My main entree was Caserola con Huitlacoche ($16.25)–which I would describe as Mexican lasagna or, for the Greek food fans, as Mexican pastistio. It was a wonderful casserole of tortillas layered with mushrooms, poblano chiles, spinach, and tomato sauce and an arugula salad on the side. The salad was a great touch instead of the customary beans and guacamole that accompany many Mexican entrees at other restaurants I have been to. Here, the casserole was warm and filling enough, and the salad was a cooling accompaniment. The casserole looked humble on the plate (as home cooked casseroles tend to do) but was wonderfully spiced and a sophisticated blend of flavors. Overall, the presentation of the food here is simple; no fancy garnishes or high towers of food.

Parking was easy because there is a shopping center across the street, anchored by Walgreens, that allows the restaurant patrons to park there.
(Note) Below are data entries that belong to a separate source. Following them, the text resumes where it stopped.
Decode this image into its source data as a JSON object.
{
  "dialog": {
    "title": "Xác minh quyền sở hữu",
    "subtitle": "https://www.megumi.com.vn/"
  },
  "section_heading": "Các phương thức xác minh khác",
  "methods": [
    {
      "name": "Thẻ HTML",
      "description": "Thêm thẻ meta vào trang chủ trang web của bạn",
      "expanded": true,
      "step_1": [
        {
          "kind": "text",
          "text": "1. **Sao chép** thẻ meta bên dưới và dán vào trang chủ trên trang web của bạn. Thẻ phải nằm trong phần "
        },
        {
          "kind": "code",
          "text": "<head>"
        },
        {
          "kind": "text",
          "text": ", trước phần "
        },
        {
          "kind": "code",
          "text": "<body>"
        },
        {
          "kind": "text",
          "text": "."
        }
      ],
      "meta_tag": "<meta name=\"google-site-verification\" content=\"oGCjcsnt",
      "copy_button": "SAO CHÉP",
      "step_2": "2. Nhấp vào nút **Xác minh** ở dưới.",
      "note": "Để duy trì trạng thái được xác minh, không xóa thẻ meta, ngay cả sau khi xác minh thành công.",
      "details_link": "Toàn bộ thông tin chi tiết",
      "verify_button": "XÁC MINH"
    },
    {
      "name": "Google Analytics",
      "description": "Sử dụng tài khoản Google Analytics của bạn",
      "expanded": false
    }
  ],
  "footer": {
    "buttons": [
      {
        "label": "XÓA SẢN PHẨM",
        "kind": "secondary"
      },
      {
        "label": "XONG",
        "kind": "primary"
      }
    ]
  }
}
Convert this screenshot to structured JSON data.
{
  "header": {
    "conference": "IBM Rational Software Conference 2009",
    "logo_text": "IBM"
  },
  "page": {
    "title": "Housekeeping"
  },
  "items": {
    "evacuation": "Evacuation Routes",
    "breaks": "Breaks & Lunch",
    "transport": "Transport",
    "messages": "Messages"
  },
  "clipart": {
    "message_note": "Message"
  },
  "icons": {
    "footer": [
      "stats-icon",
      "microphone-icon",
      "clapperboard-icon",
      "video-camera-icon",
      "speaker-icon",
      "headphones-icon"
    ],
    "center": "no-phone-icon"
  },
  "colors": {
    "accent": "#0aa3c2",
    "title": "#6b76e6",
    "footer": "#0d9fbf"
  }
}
The restaurant has a front room, a quieter center room, a beautiful patio, and a separate bar area. You can go there for a snack, drinks (they serve trio samplers of fine rums and tequila), or dessert. Decorations are simple -- high ceilings, a few tapestries, and I was facing a red painted wall decorated with several Frida Kahlo portraits. I felt her sad eyes upon me as I enjoyed me fine meal and wondered if she would have been jealous.

The patio looked like the best dining option in good weather, because the tables are further apart and they are covered with festive oilcloth tablecloths, and there are nice plants, and heat lamps. If you come with a group and the weather is good, this is probably the best place in the restaurant to dine.


Service was fast and efficient, especially considering how busy the restaurant was and how many different sections it has. The only weak point was the dessert. The chocolate ice cream sundae spiced with jalapeno was odd. My husband’s chocolate torte was just OK -- a little dry although the cinnamon spice was a nice touch. Guess I should have tried the flan. I will the next time I go, which should be soon. I am already coming up with lists of things to do in Oakland and Berkeley!

lower waypoint
next waypoint
Ordering Delivery and Takeout in the Bay Area During Coronavirus5 Popular Bakeries South of San Francisco Serving European-Style PastriesIt's Pretty Easy To Level Up Your Coffee Game — Here's HowGhirardelli Square: A Love StoryTaste This: Night Smelt Fishing with Sea Forager, Kirk LombardWant to Support Female-Owned Eateries? Here's a Bay Area ListCarne Asada, Hold The Meat: Why Latinos Are Embracing Vegan-Mexican Cuisine